### ACTIVITY
Print the records below exactly as they appear.

[Opening SOURCE DATA section]

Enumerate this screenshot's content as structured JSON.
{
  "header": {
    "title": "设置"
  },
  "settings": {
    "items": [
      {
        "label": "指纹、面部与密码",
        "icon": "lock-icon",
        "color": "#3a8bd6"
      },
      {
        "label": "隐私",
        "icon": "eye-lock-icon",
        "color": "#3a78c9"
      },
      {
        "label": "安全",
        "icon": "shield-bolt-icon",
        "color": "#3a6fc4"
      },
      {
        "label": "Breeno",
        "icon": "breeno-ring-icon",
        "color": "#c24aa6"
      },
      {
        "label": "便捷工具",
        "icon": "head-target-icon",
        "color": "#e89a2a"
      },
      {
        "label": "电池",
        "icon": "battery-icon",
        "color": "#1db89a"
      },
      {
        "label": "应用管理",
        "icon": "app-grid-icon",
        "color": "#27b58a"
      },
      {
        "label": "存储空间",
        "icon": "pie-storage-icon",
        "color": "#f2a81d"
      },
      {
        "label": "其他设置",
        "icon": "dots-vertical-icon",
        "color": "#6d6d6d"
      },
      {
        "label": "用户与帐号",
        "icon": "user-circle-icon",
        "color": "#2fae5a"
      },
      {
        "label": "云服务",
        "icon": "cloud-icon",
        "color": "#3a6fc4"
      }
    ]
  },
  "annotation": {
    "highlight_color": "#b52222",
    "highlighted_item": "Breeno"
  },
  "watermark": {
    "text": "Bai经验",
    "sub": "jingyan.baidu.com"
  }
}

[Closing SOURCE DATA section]

### EXPECTED ANSWER
Enumerate this screenshot's content as structured JSON.
{
  "header": {
    "title": "设置"
  },
  "settings": {
    "items": [
      {
        "label": "指纹、面部与密码",
        "icon": "lock-icon",
        "color": "#3a8bd6"
      },
      {
        "label": "隐私",
        "icon": "eye-lock-icon",
        "color": "#3a78c9"
      },
      {
        "label": "安全",
        "icon": "shield-bolt-icon",
        "color": "#3a6fc4"
      },
      {
        "label": "Breeno",
        "icon": "breeno-ring-icon",
        "color": "#c24aa6"
      },
      {
        "label": "便捷工具",
        "icon": "head-target-icon",
        "color": "#e89a2a"
      },
      {
        "label": "电池",
        "icon": "battery-icon",
        "color": "#1db89a"
      },
      {
        "label": "应用管理",
        "icon": "app-grid-icon",
        "color": "#27b58a"
      },
      {
        "label": "存储空间",
        "icon": "pie-storage-icon",
        "color": "#f2a81d"
      },
      {
        "label": "其他设置",
        "icon": "dots-vertical-icon",
        "color": "#6d6d6d"
      },
      {
        "label": "用户与帐号",
        "icon": "user-circle-icon",
        "color": "#2fae5a"
      },
      {
        "label": "云服务",
        "icon": "cloud-icon",
        "color": "#3a6fc4"
      }
    ]
  },
  "annotation": {
    "highlight_color": "#b52222",
    "highlighted_item": "Breeno"
  },
  "watermark": {
    "text": "Bai经验",
    "sub": "jingyan.baidu.com"
  }
}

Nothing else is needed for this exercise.